DATA SHOWN section start

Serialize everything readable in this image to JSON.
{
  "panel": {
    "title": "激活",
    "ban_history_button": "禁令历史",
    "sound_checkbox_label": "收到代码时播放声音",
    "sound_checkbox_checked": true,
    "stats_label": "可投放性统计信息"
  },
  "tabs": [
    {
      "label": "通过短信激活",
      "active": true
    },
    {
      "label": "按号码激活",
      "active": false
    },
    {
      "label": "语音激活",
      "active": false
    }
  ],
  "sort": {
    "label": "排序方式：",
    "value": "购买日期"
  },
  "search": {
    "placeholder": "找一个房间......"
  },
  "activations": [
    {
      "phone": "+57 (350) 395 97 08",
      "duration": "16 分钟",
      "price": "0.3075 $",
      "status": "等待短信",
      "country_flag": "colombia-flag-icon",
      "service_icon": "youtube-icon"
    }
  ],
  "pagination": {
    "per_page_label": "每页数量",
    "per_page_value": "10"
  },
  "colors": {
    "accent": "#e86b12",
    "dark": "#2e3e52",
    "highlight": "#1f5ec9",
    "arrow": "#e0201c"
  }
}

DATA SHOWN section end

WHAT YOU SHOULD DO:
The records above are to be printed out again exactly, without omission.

RESPONSE AREA:
Serialize everything readable in this image to JSON.
{
  "panel": {
    "title": "激活",
    "ban_history_button": "禁令历史",
    "sound_checkbox_label": "收到代码时播放声音",
    "sound_checkbox_checked": true,
    "stats_label": "可投放性统计信息"
  },
  "tabs": [
    {
      "label": "通过短信激活",
      "active": true
    },
    {
      "label": "按号码激活",
      "active": false
    },
    {
      "label": "语音激活",
      "active": false
    }
  ],
  "sort": {
    "label": "排序方式：",
    "value": "购买日期"
  },
  "search": {
    "placeholder": "找一个房间......"
  },
  "activations": [
    {
      "phone": "+57 (350) 395 97 08",
      "duration": "16 分钟",
      "price": "0.3075 $",
      "status": "等待短信",
      "country_flag": "colombia-flag-icon",
      "service_icon": "youtube-icon"
    }
  ],
  "pagination": {
    "per_page_label": "每页数量",
    "per_page_value": "10"
  },
  "colors": {
    "accent": "#e86b12",
    "dark": "#2e3e52",
    "highlight": "#1f5ec9",
    "arrow": "#e0201c"
  }
}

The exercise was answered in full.